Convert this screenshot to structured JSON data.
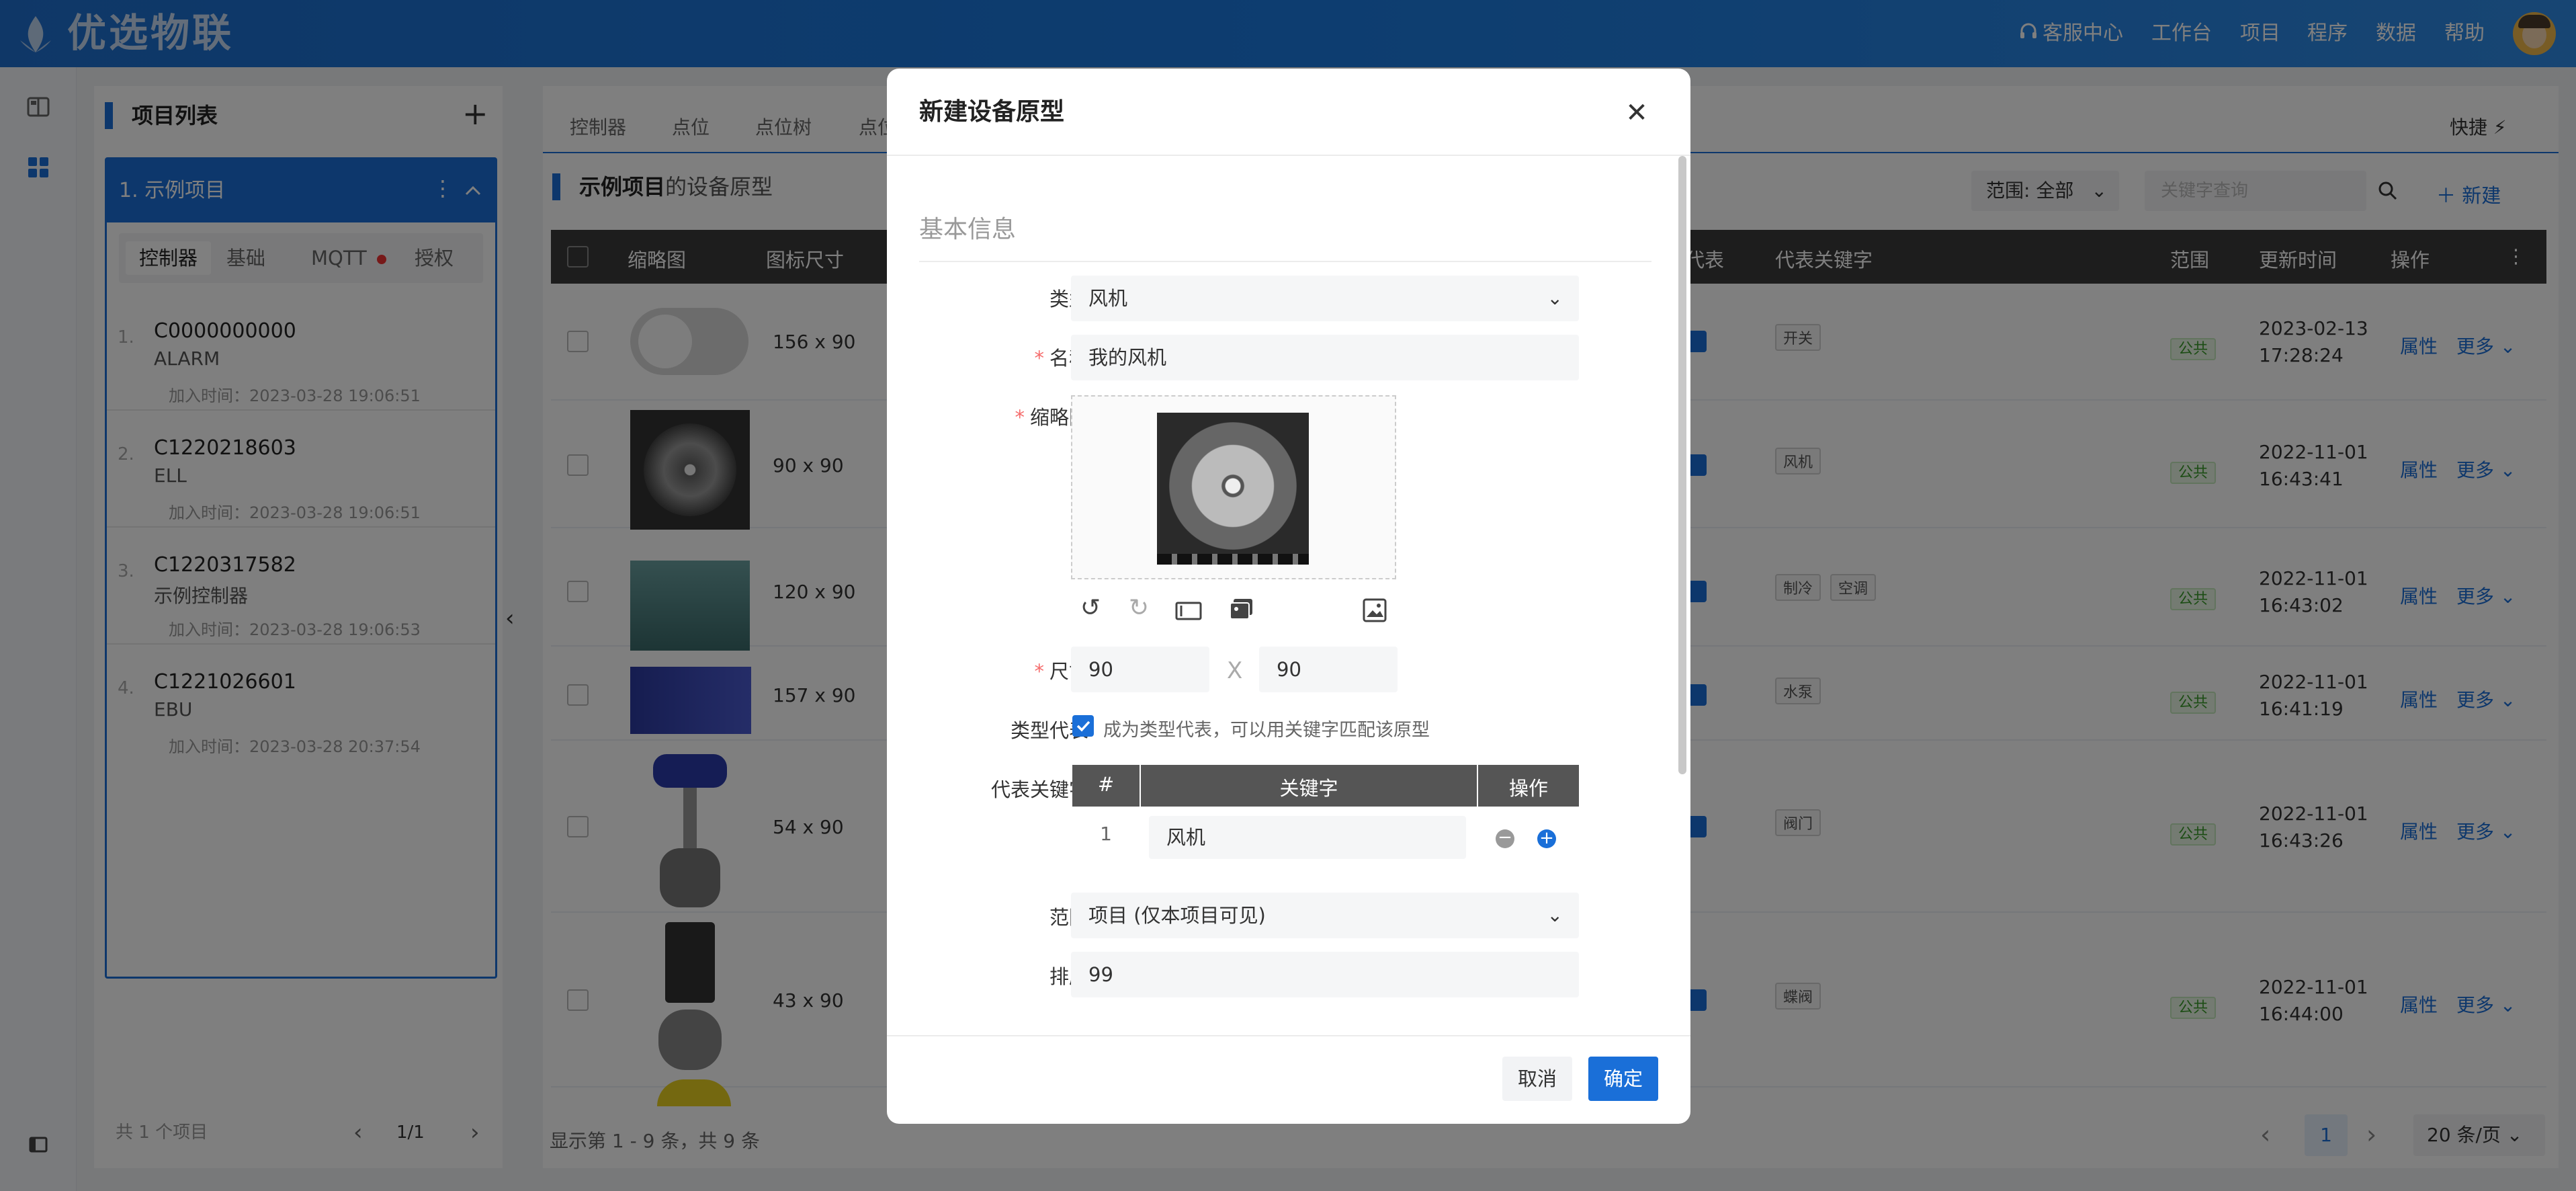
{
  "brand": {
    "name": "优选物联"
  },
  "topnav": [
    "客服中心",
    "工作台",
    "项目",
    "程序",
    "数据",
    "帮助"
  ],
  "project_panel": {
    "title": "项目列表",
    "active_project": "1. 示例项目",
    "subtabs": [
      "控制器",
      "基础",
      "MQTT",
      "授权"
    ],
    "controllers": [
      {
        "idx": "1.",
        "id": "C0000000000",
        "name": "ALARM",
        "time": "加入时间：2023-03-28 19:06:51"
      },
      {
        "idx": "2.",
        "id": "C1220218603",
        "name": "ELL",
        "time": "加入时间：2023-03-28 19:06:51"
      },
      {
        "idx": "3.",
        "id": "C1220317582",
        "name": "示例控制器",
        "time": "加入时间：2023-03-28 19:06:53"
      },
      {
        "idx": "4.",
        "id": "C1221026601",
        "name": "EBU",
        "time": "加入时间：2023-03-28 20:37:54"
      }
    ],
    "footer_count": "共 1 个项目",
    "footer_page": "1/1"
  },
  "main": {
    "tabs": [
      "控制器",
      "点位",
      "点位树",
      "点位"
    ],
    "quick": "快捷",
    "title_project": "示例项目",
    "title_suffix": "的设备原型",
    "scope_filter": "范围: 全部",
    "search_placeholder": "关键字查询",
    "new_button": "新建",
    "columns": [
      "缩略图",
      "图标尺寸",
      "代表",
      "代表关键字",
      "范围",
      "更新时间",
      "操作"
    ],
    "rows": [
      {
        "size": "156 x 90",
        "keywords": [
          "开关"
        ],
        "scope": "公共",
        "date": "2023-02-13",
        "time": "17:28:24"
      },
      {
        "size": "90 x 90",
        "keywords": [
          "风机"
        ],
        "scope": "公共",
        "date": "2022-11-01",
        "time": "16:43:41"
      },
      {
        "size": "120 x 90",
        "keywords": [
          "制冷",
          "空调"
        ],
        "scope": "公共",
        "date": "2022-11-01",
        "time": "16:43:02"
      },
      {
        "size": "157 x 90",
        "keywords": [
          "水泵"
        ],
        "scope": "公共",
        "date": "2022-11-01",
        "time": "16:41:19"
      },
      {
        "size": "54 x 90",
        "keywords": [
          "阀门"
        ],
        "scope": "公共",
        "date": "2022-11-01",
        "time": "16:43:26"
      },
      {
        "size": "43 x 90",
        "keywords": [
          "蝶阀"
        ],
        "scope": "公共",
        "date": "2022-11-01",
        "time": "16:44:00"
      }
    ],
    "action_attr": "属性",
    "action_more": "更多",
    "footer_info": "显示第 1 - 9 条，共 9 条",
    "current_page": "1",
    "page_size": "20 条/页"
  },
  "modal": {
    "title": "新建设备原型",
    "section": "基本信息",
    "labels": {
      "type": "类型",
      "name": "名称",
      "thumbnail": "缩略图",
      "size": "尺寸",
      "type_rep": "类型代表",
      "rep_keywords": "代表关键字",
      "scope": "范围",
      "order": "排序"
    },
    "type_value": "风机",
    "name_value": "我的风机",
    "width_value": "90",
    "height_value": "90",
    "size_sep": "X",
    "type_rep_text": "成为类型代表，可以用关键字匹配该原型",
    "kw_table": {
      "headers": [
        "#",
        "关键字",
        "操作"
      ],
      "rows": [
        {
          "n": "1",
          "kw": "风机"
        }
      ]
    },
    "scope_value": "项目 (仅本项目可见)",
    "order_value": "99",
    "cancel": "取消",
    "ok": "确定"
  }
}
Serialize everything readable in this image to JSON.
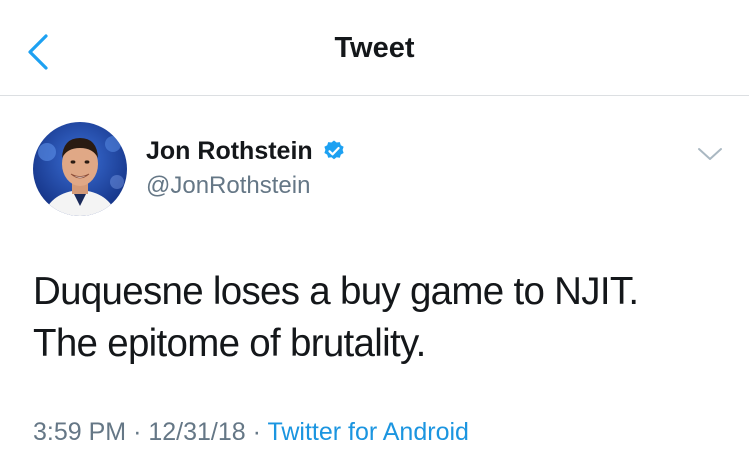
{
  "nav": {
    "title": "Tweet"
  },
  "tweet": {
    "display_name": "Jon Rothstein",
    "handle": "@JonRothstein",
    "verified": true,
    "text_lines": [
      "Duquesne loses a buy game to NJIT.",
      "The epitome of brutality."
    ],
    "time": "3:59 PM",
    "date": "12/31/18",
    "separator": "·",
    "source": "Twitter for Android"
  },
  "icons": {
    "back": "chevron-left-icon",
    "verified": "verified-badge-icon",
    "caret": "chevron-down-icon"
  },
  "colors": {
    "accent": "#1da1f2",
    "secondary_text": "#657786",
    "primary_text": "#14171a",
    "source_link": "#1b95e0"
  }
}
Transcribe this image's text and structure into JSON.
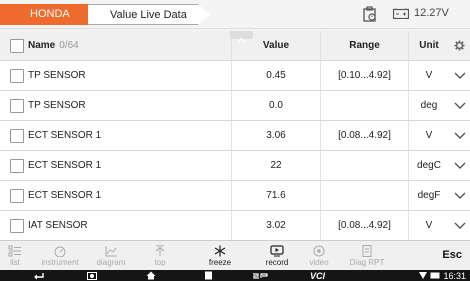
{
  "tabs": {
    "brand": "HONDA",
    "current": "Value Live Data"
  },
  "status": {
    "voltage": "12.27V"
  },
  "table": {
    "headers": {
      "name": "Name",
      "count": "0/64",
      "value": "Value",
      "range": "Range",
      "unit": "Unit"
    },
    "rows": [
      {
        "name": "TP SENSOR",
        "value": "0.45",
        "range": "[0.10...4.92]",
        "unit": "V"
      },
      {
        "name": "TP SENSOR",
        "value": "0.0",
        "range": "",
        "unit": "deg"
      },
      {
        "name": "ECT SENSOR 1",
        "value": "3.06",
        "range": "[0.08...4.92]",
        "unit": "V"
      },
      {
        "name": "ECT SENSOR 1",
        "value": "22",
        "range": "",
        "unit": "degC"
      },
      {
        "name": "ECT SENSOR 1",
        "value": "71.6",
        "range": "",
        "unit": "degF"
      },
      {
        "name": "IAT SENSOR",
        "value": "3.02",
        "range": "[0.08...4.92]",
        "unit": "V"
      }
    ]
  },
  "toolbar": {
    "list": "list",
    "instrument": "instrument",
    "diagram": "diagram",
    "top": "top",
    "freeze": "freeze",
    "record": "record",
    "video": "video",
    "diag_rpt": "Diag RPT",
    "esc": "Esc"
  },
  "navbar": {
    "vci": "VCI",
    "time": "16:31"
  }
}
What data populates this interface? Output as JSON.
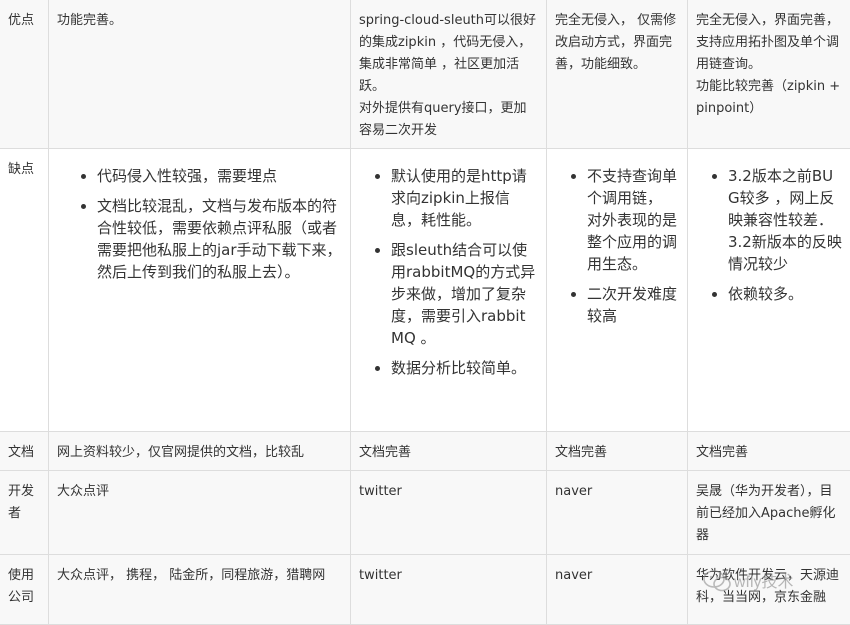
{
  "rows": {
    "pros": {
      "label": "优点",
      "c1": "功能完善。",
      "c2": [
        "spring-cloud-sleuth可以很好的集成zipkin ，代码无侵入，集成非常简单 ，社区更加活跃。",
        "对外提供有query接口，更加容易二次开发"
      ],
      "c3": "完全无侵入， 仅需修改启动方式，界面完善，功能细致。",
      "c4": [
        "完全无侵入，界面完善，支持应用拓扑图及单个调用链查询。",
        "功能比较完善（zipkin + pinpoint）"
      ]
    },
    "cons": {
      "label": "缺点",
      "c1": [
        "代码侵入性较强，需要埋点",
        "文档比较混乱，文档与发布版本的符合性较低，需要依赖点评私服（或者需要把他私服上的jar手动下载下来，然后上传到我们的私服上去）。"
      ],
      "c2": [
        "默认使用的是http请求向zipkin上报信息，耗性能。",
        "跟sleuth结合可以使用rabbitMQ的方式异步来做，增加了复杂度，需要引入rabbitMQ 。",
        "数据分析比较简单。"
      ],
      "c3": [
        "不支持查询单个调用链， 对外表现的是整个应用的调用生态。",
        "二次开发难度较高"
      ],
      "c4": [
        "3.2版本之前BUG较多 ，网上反映兼容性较差．3.2新版本的反映情况较少",
        "依赖较多。"
      ]
    },
    "docs": {
      "label": "文档",
      "c1": "网上资料较少，仅官网提供的文档，比较乱",
      "c2": "文档完善",
      "c3": "文档完善",
      "c4": "文档完善"
    },
    "dev": {
      "label": "开发者",
      "c1": "大众点评",
      "c2": "twitter",
      "c3": "naver",
      "c4": "吴晟（华为开发者），目前已经加入Apache孵化器"
    },
    "use": {
      "label": "使用公司",
      "c1": "大众点评， 携程， 陆金所，同程旅游，猎聘网",
      "c2": "twitter",
      "c3": "naver",
      "c4": "华为软件开发云，天源迪科，当当网，京东金融"
    }
  },
  "watermark": {
    "text": "wfly技术",
    "icon": "wechat-icon"
  }
}
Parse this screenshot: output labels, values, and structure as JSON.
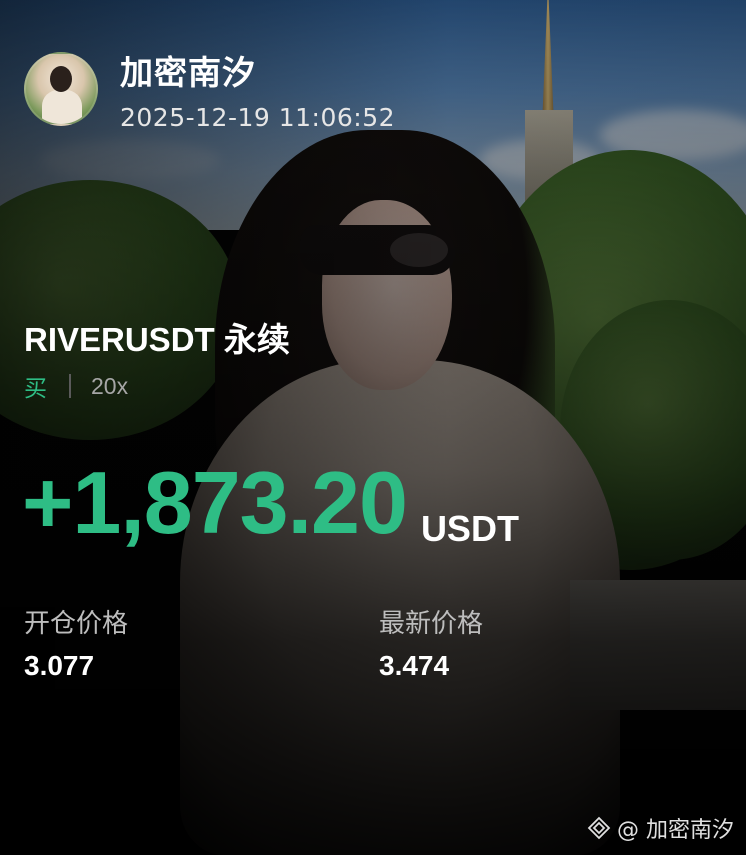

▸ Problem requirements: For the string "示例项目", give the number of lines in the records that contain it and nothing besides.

▸ Your response: 2